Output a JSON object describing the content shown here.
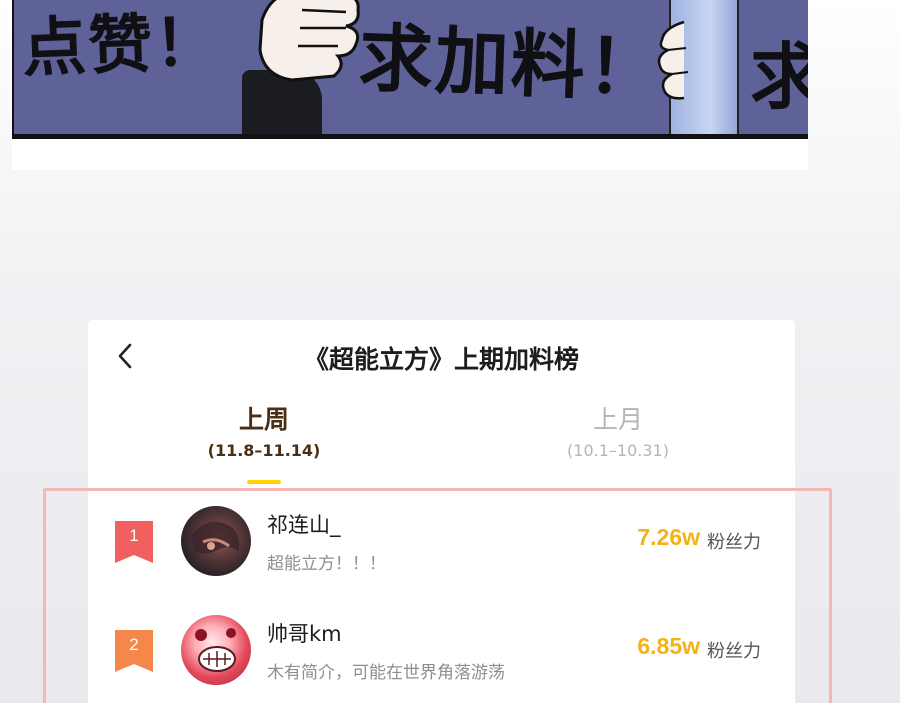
{
  "comic": {
    "text_left": "点赞！",
    "text_middle": "求加料！",
    "text_right": "求"
  },
  "header": {
    "back_icon": "chevron-left-icon",
    "title": "《超能立方》上期加料榜"
  },
  "tabs": [
    {
      "label": "上周",
      "range": "(11.8–11.14)",
      "active": true
    },
    {
      "label": "上月",
      "range": "(10.1–10.31)",
      "active": false
    }
  ],
  "colors": {
    "accent_yellow": "#ffd400",
    "power_orange": "#f3b215",
    "rank1_badge": "#f0605f",
    "rank2_badge": "#f5874a",
    "highlight_border": "#f2b7b7"
  },
  "ranking": [
    {
      "rank": "1",
      "name": "祁连山_",
      "bio": "超能立方！！！",
      "power": "7.26w",
      "unit": "粉丝力"
    },
    {
      "rank": "2",
      "name": "帅哥km",
      "bio": "木有简介，可能在世界角落游荡",
      "power": "6.85w",
      "unit": "粉丝力"
    }
  ]
}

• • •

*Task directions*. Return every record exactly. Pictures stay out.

*Exercise result*.
Output a JSON object describing the content shown here.
{
  "comic": {
    "text_left": "点赞！",
    "text_middle": "求加料！",
    "text_right": "求"
  },
  "header": {
    "back_icon": "chevron-left-icon",
    "title": "《超能立方》上期加料榜"
  },
  "tabs": [
    {
      "label": "上周",
      "range": "(11.8–11.14)",
      "active": true
    },
    {
      "label": "上月",
      "range": "(10.1–10.31)",
      "active": false
    }
  ],
  "colors": {
    "accent_yellow": "#ffd400",
    "power_orange": "#f3b215",
    "rank1_badge": "#f0605f",
    "rank2_badge": "#f5874a",
    "highlight_border": "#f2b7b7"
  },
  "ranking": [
    {
      "rank": "1",
      "name": "祁连山_",
      "bio": "超能立方！！！",
      "power": "7.26w",
      "unit": "粉丝力"
    },
    {
      "rank": "2",
      "name": "帅哥km",
      "bio": "木有简介，可能在世界角落游荡",
      "power": "6.85w",
      "unit": "粉丝力"
    }
  ]
}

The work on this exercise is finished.